(Data records for software interfaces)
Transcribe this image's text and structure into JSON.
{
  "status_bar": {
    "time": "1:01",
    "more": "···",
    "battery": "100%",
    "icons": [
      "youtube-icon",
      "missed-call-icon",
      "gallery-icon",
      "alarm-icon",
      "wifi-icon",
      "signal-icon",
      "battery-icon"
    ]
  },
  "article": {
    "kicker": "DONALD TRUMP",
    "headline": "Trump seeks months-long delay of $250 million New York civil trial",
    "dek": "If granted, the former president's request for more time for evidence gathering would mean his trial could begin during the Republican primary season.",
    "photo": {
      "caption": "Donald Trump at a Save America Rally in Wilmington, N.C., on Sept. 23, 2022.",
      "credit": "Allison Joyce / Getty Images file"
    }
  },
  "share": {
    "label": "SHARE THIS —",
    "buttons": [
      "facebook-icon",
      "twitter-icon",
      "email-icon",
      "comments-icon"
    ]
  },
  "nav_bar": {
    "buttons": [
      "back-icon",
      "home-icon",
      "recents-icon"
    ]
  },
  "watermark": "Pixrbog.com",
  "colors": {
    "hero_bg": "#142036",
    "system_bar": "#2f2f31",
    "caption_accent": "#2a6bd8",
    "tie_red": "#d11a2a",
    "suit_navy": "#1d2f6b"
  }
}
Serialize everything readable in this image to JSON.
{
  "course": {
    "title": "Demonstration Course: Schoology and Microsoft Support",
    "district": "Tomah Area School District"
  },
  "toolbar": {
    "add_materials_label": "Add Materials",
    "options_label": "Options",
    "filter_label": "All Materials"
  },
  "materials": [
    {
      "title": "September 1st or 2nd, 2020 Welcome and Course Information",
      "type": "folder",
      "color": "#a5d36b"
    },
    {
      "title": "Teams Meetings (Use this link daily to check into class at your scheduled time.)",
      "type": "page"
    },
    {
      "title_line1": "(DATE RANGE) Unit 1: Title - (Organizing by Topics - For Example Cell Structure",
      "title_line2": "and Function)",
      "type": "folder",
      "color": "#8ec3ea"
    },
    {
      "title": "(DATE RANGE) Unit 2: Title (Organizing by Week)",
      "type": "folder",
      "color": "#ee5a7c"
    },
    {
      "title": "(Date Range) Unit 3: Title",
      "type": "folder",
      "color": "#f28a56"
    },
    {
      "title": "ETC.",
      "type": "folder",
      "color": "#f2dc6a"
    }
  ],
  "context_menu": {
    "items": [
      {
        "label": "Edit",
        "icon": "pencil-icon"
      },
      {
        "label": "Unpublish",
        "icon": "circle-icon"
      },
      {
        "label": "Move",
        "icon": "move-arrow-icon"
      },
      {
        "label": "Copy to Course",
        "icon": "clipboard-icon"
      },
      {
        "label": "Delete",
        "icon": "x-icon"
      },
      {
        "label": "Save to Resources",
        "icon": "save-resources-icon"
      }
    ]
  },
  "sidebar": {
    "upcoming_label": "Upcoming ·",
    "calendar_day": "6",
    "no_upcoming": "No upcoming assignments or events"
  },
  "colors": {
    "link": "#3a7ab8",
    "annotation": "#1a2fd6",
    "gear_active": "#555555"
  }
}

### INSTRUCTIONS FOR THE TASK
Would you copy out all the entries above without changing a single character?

### EXERCISE SOLUTION
Transcribe this image's text and structure into JSON.
{
  "status_bar": {
    "time": "1:01",
    "more": "···",
    "battery": "100%",
    "icons": [
      "youtube-icon",
      "missed-call-icon",
      "gallery-icon",
      "alarm-icon",
      "wifi-icon",
      "signal-icon",
      "battery-icon"
    ]
  },
  "article": {
    "kicker": "DONALD TRUMP",
    "headline": "Trump seeks months-long delay of $250 million New York civil trial",
    "dek": "If granted, the former president's request for more time for evidence gathering would mean his trial could begin during the Republican primary season.",
    "photo": {
      "caption": "Donald Trump at a Save America Rally in Wilmington, N.C., on Sept. 23, 2022.",
      "credit": "Allison Joyce / Getty Images file"
    }
  },
  "share": {
    "label": "SHARE THIS —",
    "buttons": [
      "facebook-icon",
      "twitter-icon",
      "email-icon",
      "comments-icon"
    ]
  },
  "nav_bar": {
    "buttons": [
      "back-icon",
      "home-icon",
      "recents-icon"
    ]
  },
  "watermark": "Pixrbog.com",
  "colors": {
    "hero_bg": "#142036",
    "system_bar": "#2f2f31",
    "caption_accent": "#2a6bd8",
    "tie_red": "#d11a2a",
    "suit_navy": "#1d2f6b"
  }
}
Serialize everything readable in this image to JSON.
{
  "course": {
    "title": "Demonstration Course: Schoology and Microsoft Support",
    "district": "Tomah Area School District"
  },
  "toolbar": {
    "add_materials_label": "Add Materials",
    "options_label": "Options",
    "filter_label": "All Materials"
  },
  "materials": [
    {
      "title": "September 1st or 2nd, 2020 Welcome and Course Information",
      "type": "folder",
      "color": "#a5d36b"
    },
    {
      "title": "Teams Meetings (Use this link daily to check into class at your scheduled time.)",
      "type": "page"
    },
    {
      "title_line1": "(DATE RANGE) Unit 1: Title - (Organizing by Topics - For Example Cell Structure",
      "title_line2": "and Function)",
      "type": "folder",
      "color": "#8ec3ea"
    },
    {
      "title": "(DATE RANGE) Unit 2: Title (Organizing by Week)",
      "type": "folder",
      "color": "#ee5a7c"
    },
    {
      "title": "(Date Range) Unit 3: Title",
      "type": "folder",
      "color": "#f28a56"
    },
    {
      "title": "ETC.",
      "type": "folder",
      "color": "#f2dc6a"
    }
  ],
  "context_menu": {
    "items": [
      {
        "label": "Edit",
        "icon": "pencil-icon"
      },
      {
        "label": "Unpublish",
        "icon": "circle-icon"
      },
      {
        "label": "Move",
        "icon": "move-arrow-icon"
      },
      {
        "label": "Copy to Course",
        "icon": "clipboard-icon"
      },
      {
        "label": "Delete",
        "icon": "x-icon"
      },
      {
        "label": "Save to Resources",
        "icon": "save-resources-icon"
      }
    ]
  },
  "sidebar": {
    "upcoming_label": "Upcoming ·",
    "calendar_day": "6",
    "no_upcoming": "No upcoming assignments or events"
  },
  "colors": {
    "link": "#3a7ab8",
    "annotation": "#1a2fd6",
    "gear_active": "#555555"
  }
}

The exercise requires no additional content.